Enter psychologist Dr. Steve Wilson, founder of the World Laughter Tour, who trains nurses, doctors, social workers and lay people to run group therapy laughter circles. "Like music, art and certain physical movements," says Wilson, "laughter can help you work through emotional issues or simply help you feel better. But sometimes in life, we're told that our laughter is too loud, or too snorty. We're told to stop doing it. And we do.""
Surprisingly, he doesn't use jokes to help clients refind their inner laugh. Jokes can make the listener feel obligated to respond. "Fake crying doesn't help anybody," he says. "Why should fake laughter?"
Wilson, who formerly worked with celebrated laughter yoga guru Dr. Madan Kataria, uses a series of exercises designed to make you chortle, chuckle and just plain giggle like a fool. For example, there's the Hawaiian Handshake, where you say a rolling "aloha-a-a-a" which turns into a "ha ha" burst of laughter. Or there's the Burning Hot Sand, during which you imagine you're tiptoeing across boiling sand (ah, oo, oo, ah) ending in an ah-ha-ha. Over the phone, he demonstrated the Roller Coaster, ending in a long, sputtering round of ho-ho-hos. It wasn't funny. But I laughed. I couldn't stop, in fact.
"All humans are born to laugh," he claims. "Look at a baby. He lies in his crib, laughing at nothing. He's doesn't even have a sense of humor yet."
Groups, though, are the most effective way to get the laughter rolling. Accordingly, Wilson has been asked to run his workshops at weddings and bar mitzvahs, to bring family members together. I am considering inviting him to my mother's Fourth of July barbecue, sometime before Mom gives my kids their third red-white-and-blue Popsicle for breakfast but after my husband tries to grill on her tiny, toppling, coal grill from the '70s which requires an entire bottle of mind-numbing lighter fluid to produce sufficient flames for one very black hot dog.
It's Friday afternoon. That means it's gratitude journal time. Thank you, thank you, thank you for...
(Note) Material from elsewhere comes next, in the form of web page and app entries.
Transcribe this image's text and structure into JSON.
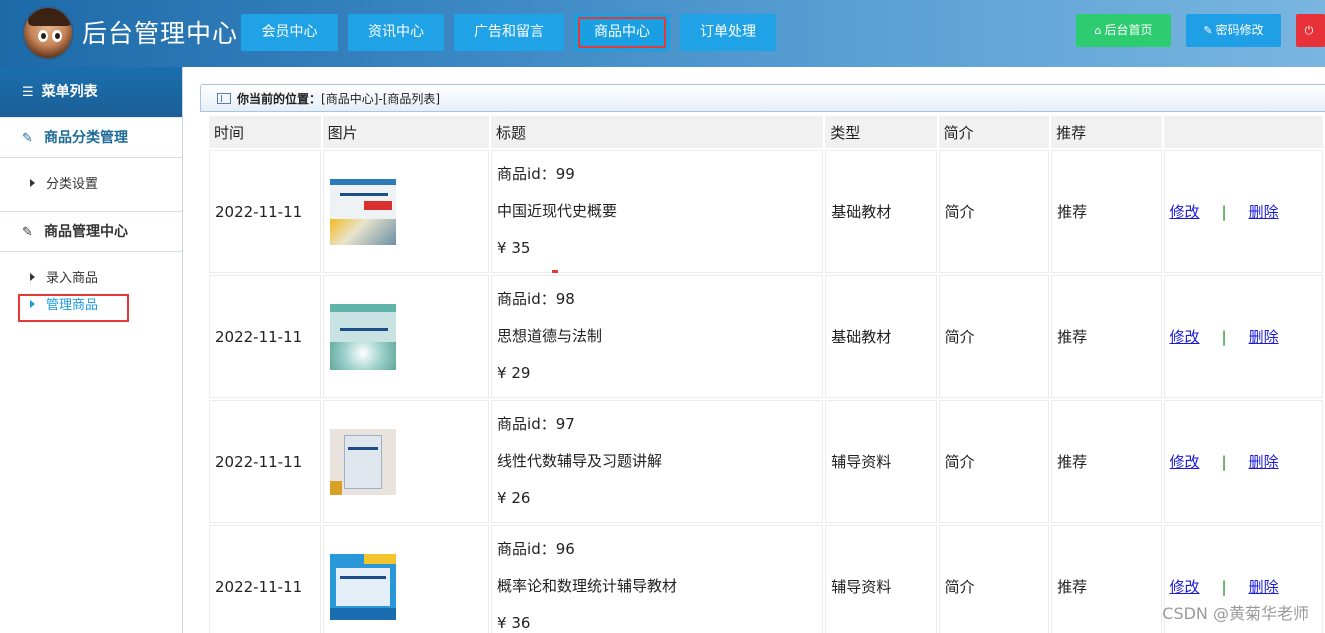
{
  "header": {
    "title": "后台管理中心",
    "nav": [
      "会员中心",
      "资讯中心",
      "广告和留言",
      "商品中心",
      "订单处理"
    ],
    "active_nav": "商品中心",
    "actions": [
      {
        "label": "后台首页",
        "icon": "home-icon",
        "color": "#2ecc71"
      },
      {
        "label": "密码修改",
        "icon": "wrench-icon",
        "color": "#1e9fe6"
      },
      {
        "label": "",
        "icon": "power-icon",
        "color": "#e8323a"
      }
    ]
  },
  "sidebar": {
    "header": "菜单列表",
    "sections": [
      {
        "title": "商品分类管理",
        "items": [
          "分类设置"
        ]
      },
      {
        "title": "商品管理中心",
        "items": [
          "录入商品",
          "管理商品"
        ]
      }
    ],
    "active_item": "管理商品"
  },
  "location": {
    "label": "你当前的位置：",
    "path": "[商品中心]-[商品列表]"
  },
  "table": {
    "headers": [
      "时间",
      "图片",
      "标题",
      "类型",
      "简介",
      "推荐",
      ""
    ],
    "rows": [
      {
        "time": "2022-11-11",
        "id_line": "商品id：99",
        "name": "中国近现代史概要",
        "price": "¥ 35",
        "type": "基础教材",
        "intro": "简介",
        "recommend": "推荐",
        "edit": "修改",
        "sep": "|",
        "delete": "删除"
      },
      {
        "time": "2022-11-11",
        "id_line": "商品id：98",
        "name": "思想道德与法制",
        "price": "¥ 29",
        "type": "基础教材",
        "intro": "简介",
        "recommend": "推荐",
        "edit": "修改",
        "sep": "|",
        "delete": "删除"
      },
      {
        "time": "2022-11-11",
        "id_line": "商品id：97",
        "name": "线性代数辅导及习题讲解",
        "price": "¥ 26",
        "type": "辅导资料",
        "intro": "简介",
        "recommend": "推荐",
        "edit": "修改",
        "sep": "|",
        "delete": "删除"
      },
      {
        "time": "2022-11-11",
        "id_line": "商品id：96",
        "name": "概率论和数理统计辅导教材",
        "price": "¥ 36",
        "type": "辅导资料",
        "intro": "简介",
        "recommend": "推荐",
        "edit": "修改",
        "sep": "|",
        "delete": "删除"
      }
    ]
  },
  "watermark": "CSDN @黄菊华老师"
}
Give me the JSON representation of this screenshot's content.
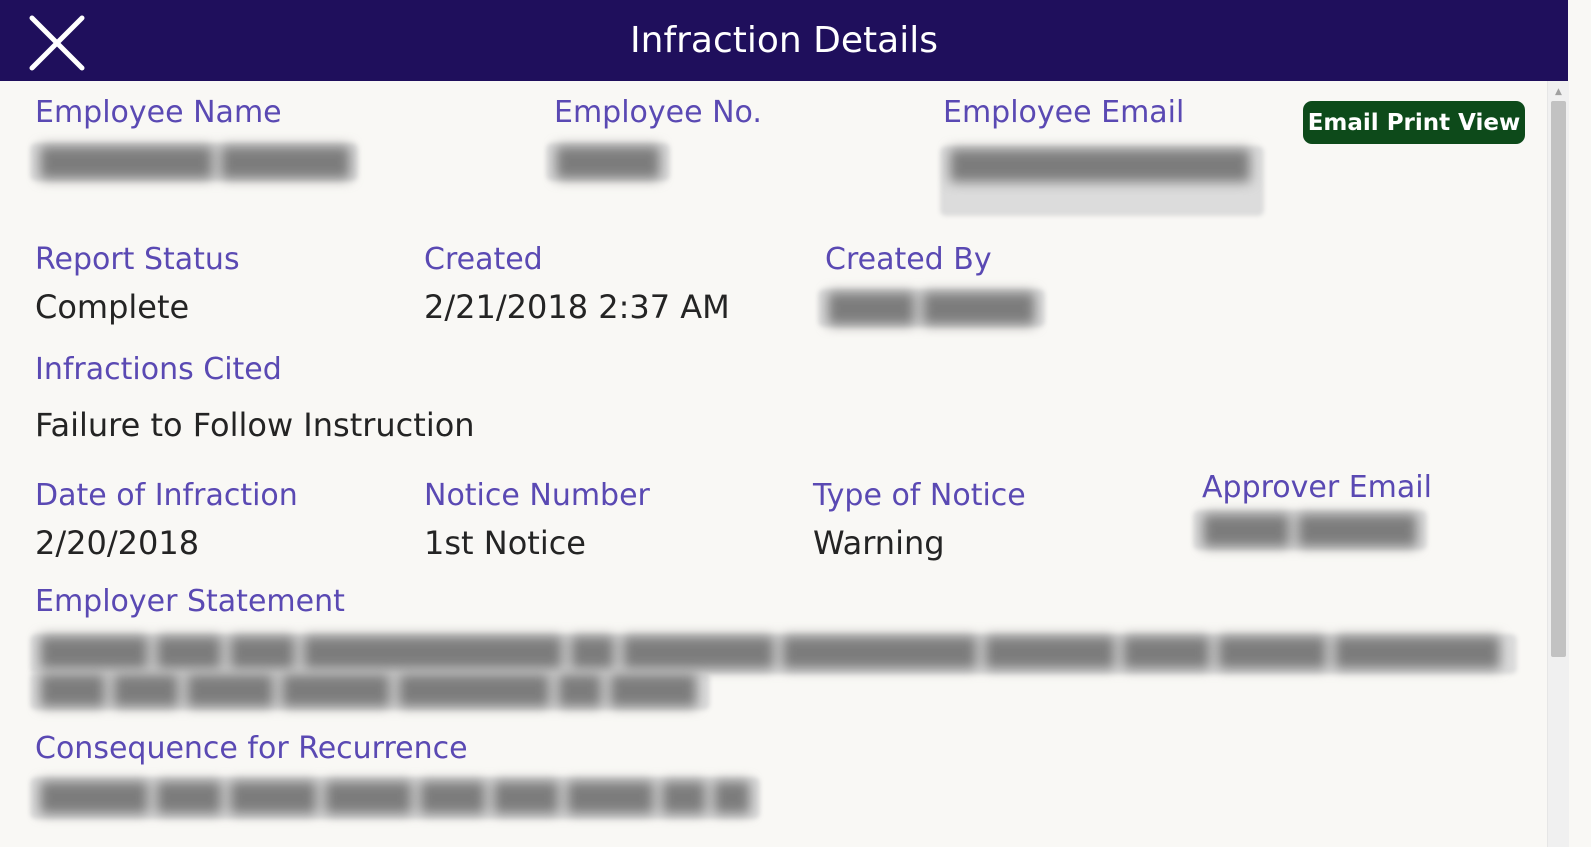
{
  "header": {
    "title": "Infraction Details",
    "close_icon": "close-icon"
  },
  "actions": {
    "email_print_label": "Email Print View"
  },
  "fields": {
    "employee_name_label": "Employee Name",
    "employee_no_label": "Employee No.",
    "employee_email_label": "Employee Email",
    "report_status_label": "Report Status",
    "report_status_value": "Complete",
    "created_label": "Created",
    "created_value": "2/21/2018 2:37 AM",
    "created_by_label": "Created By",
    "infractions_cited_label": "Infractions Cited",
    "infractions_cited_value": "Failure to Follow Instruction",
    "date_of_infraction_label": "Date of Infraction",
    "date_of_infraction_value": "2/20/2018",
    "notice_number_label": "Notice Number",
    "notice_number_value": "1st Notice",
    "type_of_notice_label": "Type of Notice",
    "type_of_notice_value": "Warning",
    "approver_email_label": "Approver Email",
    "employer_statement_label": "Employer Statement",
    "consequence_label": "Consequence for Recurrence"
  },
  "colors": {
    "header_bg": "#1f0f5c",
    "label": "#5a49b3",
    "value": "#242424",
    "button_bg": "#0d4a1a",
    "page_bg": "#f9f8f5"
  }
}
Suryia the orangutan and Roscoe the bluetick hound, who wrote a book together and held their very own book signing (via The Washington Post)
Kids acting like kids, even when (or especially because) it involves playing dress-up
The 90-year-old woman who started online dating, met an 82-year-old man, and, dear reader, she married him
The possibility of an everlasting laptop battery. One that would be powered by typing?
When that day comes, we will blog like the wind. Until then...what's on your list of things to be happy about?
[After the jump, learn more about the diet drawbacks of "sensible snacking."]
Men! What are they thinking? We can't always answer that, but we'll be posting our favorite glimpses into their world in this space every Thursday.
* "Bank shots took the form of therapy. I was angry about my dad dying—even if I didn't show it—and I needed to hurl the ball against the backboard. But I was in a tender enough emotional state that I needed to be good at something too. The fiberglass backboard came through on both counts." — Bryan Curtis, from his moving essay "The Fiberglass Backboard" for Grantland
* Del Monte turned former Baywatch star David Hasselhoff into a Hoffsicle to celebrate National Ice Cream Week. Watch a ridiculous (and hilarious) video of him posing with the summer treat—which, naturally, is sporting a Knight Rider jacket. (Via Foodiggity)
* As H&H, the beloved Manhattan bagel institution, closed its doors, Thomas Beller looked back on his time working there: "I could feel myself falling, gleefully falling in H&H bagels, into its reality, the beautiful, sensuous, arduous world of bagel making." ("Portrait of the Bagel as a Young Man," from How to Be a Man)
* If Bad Teacher stars Justin Timberlake and Jason Segel could be real teachers, what class would they choose? Whatever it would be, we know we'd take it. (Via MTV)